- That manufacturing companies around the world form a fund managed by an international philanthropic institution in which hardware and software equipment is transferred, and that these can be delivered to every person in the world, regardless of their age, who has no way of accessing them due to their economic constraints, through an international program with conditions clearly marked and established.
- That the States guarantee, together with the right to education, the necessary public-private cooperation so that all students and teachers in their educational systems have the hardware and software necessary to access on-line teaching.
- That the European Union places Internet access as a preferred destination for DIGITAL AGENDA funds to be released to the Member States to face post-COVID-19 reconstruction and also include it as a preferential development factor in foreign cooperation provided for in the Treaties, reforming legislation and projects and action plans in whatever is necessary to do so effectively.
- That the United Nations, and its agencies, especially UNESCO, UNICEF and WHO, as well as institutions such as the World Bank, and associated international banks and the International Monetary Fund,declare clearly and without nuances in their directives, that Internet access as INALIENABLE UNIVERSAL RIGHT without any type of exception.

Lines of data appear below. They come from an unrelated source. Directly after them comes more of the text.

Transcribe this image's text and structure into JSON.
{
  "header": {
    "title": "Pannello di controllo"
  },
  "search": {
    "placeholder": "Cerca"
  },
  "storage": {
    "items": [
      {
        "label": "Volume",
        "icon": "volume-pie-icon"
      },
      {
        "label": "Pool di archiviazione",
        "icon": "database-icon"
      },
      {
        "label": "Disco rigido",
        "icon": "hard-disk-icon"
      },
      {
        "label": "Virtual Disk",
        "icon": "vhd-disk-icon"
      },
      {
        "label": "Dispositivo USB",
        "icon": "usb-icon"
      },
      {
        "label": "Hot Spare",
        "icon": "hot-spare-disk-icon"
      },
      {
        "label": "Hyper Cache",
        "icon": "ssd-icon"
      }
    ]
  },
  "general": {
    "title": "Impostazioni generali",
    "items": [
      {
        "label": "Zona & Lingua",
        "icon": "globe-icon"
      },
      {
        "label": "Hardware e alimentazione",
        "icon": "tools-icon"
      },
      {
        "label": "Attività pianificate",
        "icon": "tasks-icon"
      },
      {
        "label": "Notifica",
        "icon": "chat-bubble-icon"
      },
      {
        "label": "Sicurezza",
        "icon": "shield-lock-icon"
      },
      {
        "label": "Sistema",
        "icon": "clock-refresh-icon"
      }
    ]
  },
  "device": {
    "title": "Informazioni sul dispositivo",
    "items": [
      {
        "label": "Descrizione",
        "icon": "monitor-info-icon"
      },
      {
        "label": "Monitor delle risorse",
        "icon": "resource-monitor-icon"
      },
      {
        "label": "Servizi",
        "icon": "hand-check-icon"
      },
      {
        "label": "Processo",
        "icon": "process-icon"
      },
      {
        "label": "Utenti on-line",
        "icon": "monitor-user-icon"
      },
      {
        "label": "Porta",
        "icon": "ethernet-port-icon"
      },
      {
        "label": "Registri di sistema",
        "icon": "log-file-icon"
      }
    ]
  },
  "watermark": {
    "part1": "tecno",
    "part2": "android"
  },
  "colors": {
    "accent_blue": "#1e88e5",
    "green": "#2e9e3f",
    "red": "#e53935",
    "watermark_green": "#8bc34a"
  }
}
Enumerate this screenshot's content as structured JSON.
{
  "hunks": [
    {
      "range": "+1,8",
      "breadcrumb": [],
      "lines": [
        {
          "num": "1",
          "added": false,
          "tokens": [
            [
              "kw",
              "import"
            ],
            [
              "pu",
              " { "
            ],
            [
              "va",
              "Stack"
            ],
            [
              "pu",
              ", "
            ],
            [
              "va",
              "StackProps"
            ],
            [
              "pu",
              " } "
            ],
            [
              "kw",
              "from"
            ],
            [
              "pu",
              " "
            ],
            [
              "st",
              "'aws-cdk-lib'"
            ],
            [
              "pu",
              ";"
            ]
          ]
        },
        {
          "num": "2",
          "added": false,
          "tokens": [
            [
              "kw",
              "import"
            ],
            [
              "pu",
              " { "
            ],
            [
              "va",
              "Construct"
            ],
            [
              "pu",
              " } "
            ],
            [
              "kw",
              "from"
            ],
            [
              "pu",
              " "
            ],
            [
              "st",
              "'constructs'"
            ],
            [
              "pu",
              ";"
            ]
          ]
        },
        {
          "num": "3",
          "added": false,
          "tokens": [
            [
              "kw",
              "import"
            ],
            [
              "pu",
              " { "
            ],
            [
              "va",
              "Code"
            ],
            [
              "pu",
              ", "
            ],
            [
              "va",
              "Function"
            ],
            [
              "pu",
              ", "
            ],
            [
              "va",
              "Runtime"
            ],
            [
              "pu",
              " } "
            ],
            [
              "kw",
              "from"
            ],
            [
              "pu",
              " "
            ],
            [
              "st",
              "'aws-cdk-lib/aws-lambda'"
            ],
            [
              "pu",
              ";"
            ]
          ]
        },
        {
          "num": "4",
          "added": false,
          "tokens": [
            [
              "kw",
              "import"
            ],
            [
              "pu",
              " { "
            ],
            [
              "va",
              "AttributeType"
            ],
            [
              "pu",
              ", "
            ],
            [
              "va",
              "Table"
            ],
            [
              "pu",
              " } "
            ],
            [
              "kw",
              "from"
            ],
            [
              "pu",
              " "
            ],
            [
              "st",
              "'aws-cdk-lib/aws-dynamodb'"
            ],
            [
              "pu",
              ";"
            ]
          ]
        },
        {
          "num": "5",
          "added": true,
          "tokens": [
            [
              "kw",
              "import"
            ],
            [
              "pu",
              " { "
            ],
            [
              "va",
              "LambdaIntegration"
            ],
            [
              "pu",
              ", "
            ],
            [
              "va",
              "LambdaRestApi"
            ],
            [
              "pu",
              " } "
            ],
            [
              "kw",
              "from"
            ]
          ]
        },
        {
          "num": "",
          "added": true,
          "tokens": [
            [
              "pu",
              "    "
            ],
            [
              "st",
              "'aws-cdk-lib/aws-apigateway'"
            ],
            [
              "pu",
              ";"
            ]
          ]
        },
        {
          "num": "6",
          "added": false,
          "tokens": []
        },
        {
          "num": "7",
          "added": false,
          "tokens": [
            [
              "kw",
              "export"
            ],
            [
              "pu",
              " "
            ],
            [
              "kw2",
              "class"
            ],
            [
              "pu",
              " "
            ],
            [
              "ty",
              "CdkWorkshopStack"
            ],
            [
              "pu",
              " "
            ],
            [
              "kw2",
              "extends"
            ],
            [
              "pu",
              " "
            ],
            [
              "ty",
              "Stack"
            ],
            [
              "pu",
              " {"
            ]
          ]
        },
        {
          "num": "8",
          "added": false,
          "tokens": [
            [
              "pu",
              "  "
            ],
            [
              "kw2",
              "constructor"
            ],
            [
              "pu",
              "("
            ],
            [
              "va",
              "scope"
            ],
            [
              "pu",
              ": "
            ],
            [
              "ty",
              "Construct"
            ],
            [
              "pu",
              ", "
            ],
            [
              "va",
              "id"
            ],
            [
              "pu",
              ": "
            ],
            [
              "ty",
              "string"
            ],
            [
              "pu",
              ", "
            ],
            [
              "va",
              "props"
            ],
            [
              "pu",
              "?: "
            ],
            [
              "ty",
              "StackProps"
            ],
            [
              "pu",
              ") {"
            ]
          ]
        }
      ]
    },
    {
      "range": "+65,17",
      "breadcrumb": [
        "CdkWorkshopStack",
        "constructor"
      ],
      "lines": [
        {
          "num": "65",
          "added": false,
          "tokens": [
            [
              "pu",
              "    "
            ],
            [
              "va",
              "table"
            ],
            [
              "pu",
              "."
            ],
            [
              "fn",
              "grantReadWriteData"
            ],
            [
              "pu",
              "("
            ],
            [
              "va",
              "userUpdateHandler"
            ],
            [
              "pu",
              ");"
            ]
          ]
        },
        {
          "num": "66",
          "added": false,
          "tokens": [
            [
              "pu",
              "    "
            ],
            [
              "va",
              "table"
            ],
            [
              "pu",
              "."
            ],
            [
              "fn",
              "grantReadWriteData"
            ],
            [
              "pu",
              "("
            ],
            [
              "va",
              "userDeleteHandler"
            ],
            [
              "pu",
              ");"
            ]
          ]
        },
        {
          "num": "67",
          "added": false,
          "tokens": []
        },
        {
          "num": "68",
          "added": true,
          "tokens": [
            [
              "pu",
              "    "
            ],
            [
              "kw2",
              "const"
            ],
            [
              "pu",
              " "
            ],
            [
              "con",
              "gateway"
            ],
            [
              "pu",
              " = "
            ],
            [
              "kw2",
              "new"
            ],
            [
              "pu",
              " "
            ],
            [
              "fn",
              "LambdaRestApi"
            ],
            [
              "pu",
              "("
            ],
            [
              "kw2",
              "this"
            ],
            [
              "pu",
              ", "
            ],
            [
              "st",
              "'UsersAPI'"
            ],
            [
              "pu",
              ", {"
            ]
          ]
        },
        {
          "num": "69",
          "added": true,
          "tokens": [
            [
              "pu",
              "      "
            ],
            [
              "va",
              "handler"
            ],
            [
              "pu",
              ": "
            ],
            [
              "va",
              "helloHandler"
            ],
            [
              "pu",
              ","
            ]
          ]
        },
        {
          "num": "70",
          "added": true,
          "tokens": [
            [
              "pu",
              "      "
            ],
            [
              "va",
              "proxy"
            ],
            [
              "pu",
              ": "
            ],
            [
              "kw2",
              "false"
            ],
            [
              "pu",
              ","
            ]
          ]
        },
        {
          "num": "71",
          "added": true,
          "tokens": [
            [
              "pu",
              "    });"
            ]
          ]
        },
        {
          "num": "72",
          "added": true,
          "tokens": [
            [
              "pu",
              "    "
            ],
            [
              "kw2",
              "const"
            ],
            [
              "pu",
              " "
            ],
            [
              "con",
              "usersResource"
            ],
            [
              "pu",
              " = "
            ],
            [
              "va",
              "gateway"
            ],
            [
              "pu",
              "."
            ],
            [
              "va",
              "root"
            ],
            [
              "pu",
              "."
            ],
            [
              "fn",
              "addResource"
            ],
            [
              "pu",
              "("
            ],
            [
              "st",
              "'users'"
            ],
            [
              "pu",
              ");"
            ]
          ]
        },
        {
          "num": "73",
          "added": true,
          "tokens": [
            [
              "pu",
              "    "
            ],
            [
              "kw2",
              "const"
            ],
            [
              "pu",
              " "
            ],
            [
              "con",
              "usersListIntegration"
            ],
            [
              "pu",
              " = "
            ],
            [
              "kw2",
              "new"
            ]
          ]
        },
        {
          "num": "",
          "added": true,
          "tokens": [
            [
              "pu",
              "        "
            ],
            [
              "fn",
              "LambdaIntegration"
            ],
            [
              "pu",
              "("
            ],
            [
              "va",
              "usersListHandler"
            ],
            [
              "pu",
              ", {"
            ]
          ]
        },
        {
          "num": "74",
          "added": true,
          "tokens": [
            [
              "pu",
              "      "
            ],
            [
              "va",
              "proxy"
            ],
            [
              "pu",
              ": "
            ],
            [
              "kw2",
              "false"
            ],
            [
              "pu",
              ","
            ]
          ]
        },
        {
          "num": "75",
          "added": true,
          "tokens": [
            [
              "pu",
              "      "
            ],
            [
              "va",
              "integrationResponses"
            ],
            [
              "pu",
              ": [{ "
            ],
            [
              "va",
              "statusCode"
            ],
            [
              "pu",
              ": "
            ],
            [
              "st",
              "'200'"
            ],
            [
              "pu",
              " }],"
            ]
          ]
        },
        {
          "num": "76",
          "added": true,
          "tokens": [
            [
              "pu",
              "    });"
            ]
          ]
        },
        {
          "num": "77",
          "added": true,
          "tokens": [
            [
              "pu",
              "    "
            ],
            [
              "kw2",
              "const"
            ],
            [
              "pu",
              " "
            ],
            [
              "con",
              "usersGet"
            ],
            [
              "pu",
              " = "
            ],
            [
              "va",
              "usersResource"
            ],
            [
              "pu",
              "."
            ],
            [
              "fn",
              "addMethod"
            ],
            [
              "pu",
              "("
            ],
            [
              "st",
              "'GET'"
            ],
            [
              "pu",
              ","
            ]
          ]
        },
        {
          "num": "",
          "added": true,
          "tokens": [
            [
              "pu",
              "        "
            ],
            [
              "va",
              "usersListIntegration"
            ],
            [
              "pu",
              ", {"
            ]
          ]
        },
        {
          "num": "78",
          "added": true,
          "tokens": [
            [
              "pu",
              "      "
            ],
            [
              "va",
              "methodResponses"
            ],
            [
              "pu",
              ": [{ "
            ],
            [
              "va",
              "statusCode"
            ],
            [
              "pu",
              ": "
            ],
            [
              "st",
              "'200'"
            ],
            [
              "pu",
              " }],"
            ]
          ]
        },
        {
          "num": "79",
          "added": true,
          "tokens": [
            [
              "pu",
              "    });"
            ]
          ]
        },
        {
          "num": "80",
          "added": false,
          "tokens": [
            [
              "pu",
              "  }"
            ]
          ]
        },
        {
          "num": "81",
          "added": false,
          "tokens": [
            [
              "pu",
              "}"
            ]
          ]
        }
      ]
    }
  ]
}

- That the necessary steps be taken for this right to be effectively implemented immediately due to its infinite possibilities of improving education and health on a world level and also, because that universal access will have a beneficial collateral effect with the possibility of offering educational programs free of charge to the end user along with prevention of health problems and health care programs with the advantages that this will derive.
- That 85% of the world’s population has access to the internet and that this objective is established internationally, replicating (in process, schedule and ambition) the international method under the umbrella of the United Nations that was used to achieve the Paris Agreement against climate change.
- That, since it is from Europe where this initiative begins, the EU convenes an international donor conference to establish immediately the basis for implementing the above measures and their effective execution.
It is possible that history does not only judge us for having been largely the cause of the destruction of the planet thanks to global warming that we have contributed to causing, but also credits us with this initiative to declare access to the Internet as a universal human right, allowing the rights of all and for all be the backbone of this new era.
Pictures credits: Social Media by jmexclusives.